Those who choose to move to Brooklyn will endure involuntarily changes to their brain function in as little as 3 minutes, or as long as 8 hours after settling in the borough.
To gain a better understanding of this phenomenon, the CDC conducted in-depth testing on the brain of a brand new Brooklynite. The CDC sought to understand the severity and rapidity of changes in the brain after moving to Brooklyn. This subject, called BK-19 for purposes of anonymity, experienced differences in brain function in 2 hours, 1 minute, and 7 seconds after getting the keys to their new apartment in Williamsburg.
While the CDC has not yet released an official report about the effects Brooklyn has on the human brain, the following symptoms can help you identify if you or a loved one is possibly suffering from Brooklyn Syndrome.
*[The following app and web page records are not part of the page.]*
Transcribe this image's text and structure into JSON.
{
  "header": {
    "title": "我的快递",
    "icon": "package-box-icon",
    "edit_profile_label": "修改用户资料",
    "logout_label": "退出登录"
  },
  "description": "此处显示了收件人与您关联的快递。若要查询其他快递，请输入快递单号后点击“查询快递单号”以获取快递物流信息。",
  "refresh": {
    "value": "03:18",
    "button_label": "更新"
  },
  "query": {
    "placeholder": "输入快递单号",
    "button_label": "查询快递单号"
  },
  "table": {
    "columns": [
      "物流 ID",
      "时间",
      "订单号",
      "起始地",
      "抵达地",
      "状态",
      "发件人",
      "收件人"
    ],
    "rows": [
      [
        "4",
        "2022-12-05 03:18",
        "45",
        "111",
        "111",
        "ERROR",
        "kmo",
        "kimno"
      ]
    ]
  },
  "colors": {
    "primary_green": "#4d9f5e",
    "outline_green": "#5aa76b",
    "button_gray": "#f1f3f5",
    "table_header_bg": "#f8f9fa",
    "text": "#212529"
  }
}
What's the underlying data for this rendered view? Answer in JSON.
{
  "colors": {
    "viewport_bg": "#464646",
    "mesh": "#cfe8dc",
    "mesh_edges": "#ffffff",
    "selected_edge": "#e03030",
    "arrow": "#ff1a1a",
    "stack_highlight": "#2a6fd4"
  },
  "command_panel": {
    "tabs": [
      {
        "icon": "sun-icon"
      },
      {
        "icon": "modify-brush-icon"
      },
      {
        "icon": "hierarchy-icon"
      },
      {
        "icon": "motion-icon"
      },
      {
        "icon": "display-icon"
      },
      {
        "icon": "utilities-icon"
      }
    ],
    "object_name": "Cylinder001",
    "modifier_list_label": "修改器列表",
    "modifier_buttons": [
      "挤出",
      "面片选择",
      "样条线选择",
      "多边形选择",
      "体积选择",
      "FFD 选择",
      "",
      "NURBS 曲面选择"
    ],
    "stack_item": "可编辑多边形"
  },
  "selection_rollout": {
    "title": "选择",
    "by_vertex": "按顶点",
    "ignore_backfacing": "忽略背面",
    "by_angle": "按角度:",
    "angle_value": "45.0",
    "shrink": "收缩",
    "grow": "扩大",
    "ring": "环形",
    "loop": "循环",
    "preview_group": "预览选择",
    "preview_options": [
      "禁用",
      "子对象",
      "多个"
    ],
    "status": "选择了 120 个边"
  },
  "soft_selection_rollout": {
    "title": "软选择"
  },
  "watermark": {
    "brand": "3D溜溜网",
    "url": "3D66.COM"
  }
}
1) Changes in olfactory stimuli
Your sense of smell has become so acute that you can now sniff out trans fats, high sodium levels, and preservatives in your food. You can also smell inorganic ingredients in your body lotions, perfumes, and makeup. These contaminated products make you so ill that you cannot come within 10 feet of them without feeling nauseous. However, your sense of smell somehow weakened in terms of yourself; you have defiantly decided not to shave your armpits anymore, and you choose not to apply deodorant because you've discovered its unhealthy side effects.
Ever since you spotted that really cool looking girl wearing Warby Parker's Owen eyeglasses on the corner of Wythe and North 3rd, you decided you just had to have those glasses
2) Reduced stress levels
You used to work 80+ hours a week in a law firm in midtown, but after moving to Brooklyn, your pace in life has completely changed. You no longer work at the law firm, instead opting to run a small 1930s-inspired vintage boutique out of a sketchy warehouse in Bushwick. Without the chance of a drug test looming over your head, you indulge in frequent “chill sessions” (you know what this means), which further minimizes your already-low level of stress.
Your sense of smell has become so acute that you can now sniff out trans fats, high sodium levels, and preservatives in your food.
3) Impaired vision
When you lived in Manhattan last week, you saw your eye doctor and were told that your vision was a perfect 20/20. No need for eyeglasses, hooray! But this week you live in Brooklyn, and your vision is suddenly in rapid decline. Ever since you spotted that really cool looking girl wearing Warby Parker's Owen eyeglasses on the corner of Wythe and North 3rd, you decided you just had to have those glasses, and your body followed suit with an appropriate physical reaction. Now you need eyeglasses, hooray!
You no longer work at the law firm, instead opting to run a small 1930s-inspired vintage boutique out of a sketchy warehouse in Bushwick
4) Loss of memory
Craigslist helped you find a tiny bedroom (more like glorified hallway space) right in the middle of a railroad-style apartment off of DeKalb Avenue. It's not ideal—you live with 2 girls, 7 mice, and 13 cockroaches, all of whom must pass through your private bedroom space to get from one side of the apartment to the other—but at $750 a month, it's a steal! The fact that your family is pretty wealthy, owns a mansion in Greenwich, Connecticut, and set up a $10,000,000 trust fund in your name is fading away in your memory. Who cares, anyway? You can say you lived in uncharted Brooklyn territory before its inevitable gentrification! That's something money can't buy, eh?
Before you know it, you're a co-owner of a small Brooklyn-based brewery that incorporates the organic vegetables grown on your roof.
5) Decrease in hunger and elevated thirst
Ever since you purchased the NutriBullet, you've been living off of juices made of organic greens from your rooftop farm. You haven't chewed food in the last few weeks, and you find that you prefer it this way. However, because you can't quite make an appetizing juice out of donuts (or can you?), you find that beer is an appropriate substitute for the “unhealthy” lifestyle your body sometimes craves. Your elevated levels of thirst lead you to become a connoisseur in local beer, and before you know it, you're a co-owner of a small Brooklyn-based brewery that incorporates the organic vegetables grown on your roof.